October 3, 1965, President Johnson signs Public Law 86-236, the Immigration and Nationality Act of 1965, also known as the Hart-Celler Act, which HIAS had lobbied for and which greatly affected their aid activities. HIAS sells HIAS House to the Institute for Higher Learning in the Negev, run by the city of Beersheba.
Gaynor I. Jacobson is appointed Executive Vice President (new title for Executive Director) of HIAS.
Carlos L. Israels serves a second term as President of HIAS (1967-1969). In the aftermath of the Six-Day War, the situation for Jews in the Middle East and North Africa is critical. In Egypt, all male Jews aged 16 and older are interned. HIAS takes an interest in securing their freedom and assisting their emigration. Meanwhile, Jewish emigration from Russia increases after Soviet Premier Aleksei Kosygin allows it in a speech on December 3, 1966; and Vietnamese refugees become an interest to American Council for Voluntary Agencies for Foreign Service (ACVA, of which HIAS is a member) and the JDC.
Emigration from Poland increases after a spike in anti-Semitic attacks and policies, mostly in reaction to the Six-Day War. Known simply as “March 1968,” the government crackdown scapegoated Polish Jews and was officially “anti-Zionist,” but de facto anti-Semitic, in implementation.
Harold Friedman serves as President of HIAS (1969-1973).
At the request of the Department of State, HIAS helps evacuate Asian (mostly Indian) and Asian-Ugandan people from Uganda after President Idi Amin ordered the expulsion of the country’s Asian minority (approximately 80,000 people).
Carl Glick serves as President of HIAS (1973-1979). The 1973 Arab–Israeli War. Emigration from Syria increases.
Organization’s name is changed from United HIAS Service, Inc. to HIAS, Inc. From 1975-1979, acting on the request of the US government, HIAS helps resettle thousands of Indochinese refugees, including the “boat people” of Vietnam, through the cooperation of Jewish Family Services across the US.
Edwin Shapiro serves as President of HIAS (1979-1984).
Leonard Seidenman is appointed Executive Vice President of HIAS.

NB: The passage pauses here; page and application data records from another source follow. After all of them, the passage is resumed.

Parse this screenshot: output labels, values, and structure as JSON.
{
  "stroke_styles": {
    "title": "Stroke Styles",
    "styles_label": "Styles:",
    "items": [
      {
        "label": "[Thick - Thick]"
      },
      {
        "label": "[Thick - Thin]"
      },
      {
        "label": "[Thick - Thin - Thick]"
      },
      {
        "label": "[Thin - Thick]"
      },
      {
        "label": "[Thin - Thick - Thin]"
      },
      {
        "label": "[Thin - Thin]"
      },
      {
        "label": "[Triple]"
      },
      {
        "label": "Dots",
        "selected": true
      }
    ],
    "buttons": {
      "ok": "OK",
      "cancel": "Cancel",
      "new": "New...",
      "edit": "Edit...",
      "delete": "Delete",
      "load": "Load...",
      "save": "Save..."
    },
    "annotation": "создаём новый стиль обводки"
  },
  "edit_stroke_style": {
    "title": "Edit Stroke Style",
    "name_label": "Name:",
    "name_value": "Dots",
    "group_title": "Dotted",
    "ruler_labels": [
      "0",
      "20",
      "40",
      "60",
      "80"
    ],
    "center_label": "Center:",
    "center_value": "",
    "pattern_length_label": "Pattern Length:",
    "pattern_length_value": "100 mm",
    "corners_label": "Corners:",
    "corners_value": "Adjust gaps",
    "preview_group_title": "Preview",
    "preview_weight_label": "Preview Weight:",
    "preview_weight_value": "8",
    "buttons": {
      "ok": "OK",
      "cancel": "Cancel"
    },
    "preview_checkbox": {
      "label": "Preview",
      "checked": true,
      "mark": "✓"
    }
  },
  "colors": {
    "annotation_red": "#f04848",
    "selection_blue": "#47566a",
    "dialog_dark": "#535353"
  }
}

HIAS begins to assist US and Israeli forces in bringing Ethiopian Jews (Beta Israel) out of Africa and resettling them in Israel, culminating in Operation Moses (November 1984 to January 1985) and Operation Joshua (March 1985). HIAS also begins working with Iranian Jewish refugees.
Karl D. Zukerman is appointed Executive Vice President of HIAS; Robert L. Israeloff serves as President (1984-1988)
Filming of HIAS documentary, “To Redeem the Captive … the Story of HIAS,” begins, is completed in 1988.
Ben Zion Leuchter serves as President of HIAS (1988-1992).
Martin A. Wenick is appointed Executive Vice President of HIAS; Martin Kesselhaut serves as President (1992-1995).
January 1, 1994, HIAS takes over the function of the Refugee Resettlement department of the Council of Jewish Federations and Welfare Funds, including the management and administration of federal grants.
Norman D. Tilles serves as President of HIAS (1995-1998).
Leonard Glickman is appointed Executive Vice President of HIAS. His title becomes President and CEO in 2001. Neil Greenbaum serves as President of HIAS (1998-2003). His title becomes Chair of the Board in 2001.
Jerome S. Teller serves as Chair of HIAS board (2004-2007).
Neil Greenbaum is appointed President and CEO (2005-2006).
Gideon Aronoff is appointed President and CEO (2006-2012).
Michael Rukin serves as Chair of HIAS board (2008-2010).
Marc Silberberg serves as Chair of HIAS board (2010-2013).
Mark Hetfield is appointed Interim President and CEO; assumes title officially soon thereafter (2012-present).
Dale M. Schwartz serves as Chair of HIAS board (2013-2016).
Diane F. Lob serves as Chair of HIAS board (2016-present).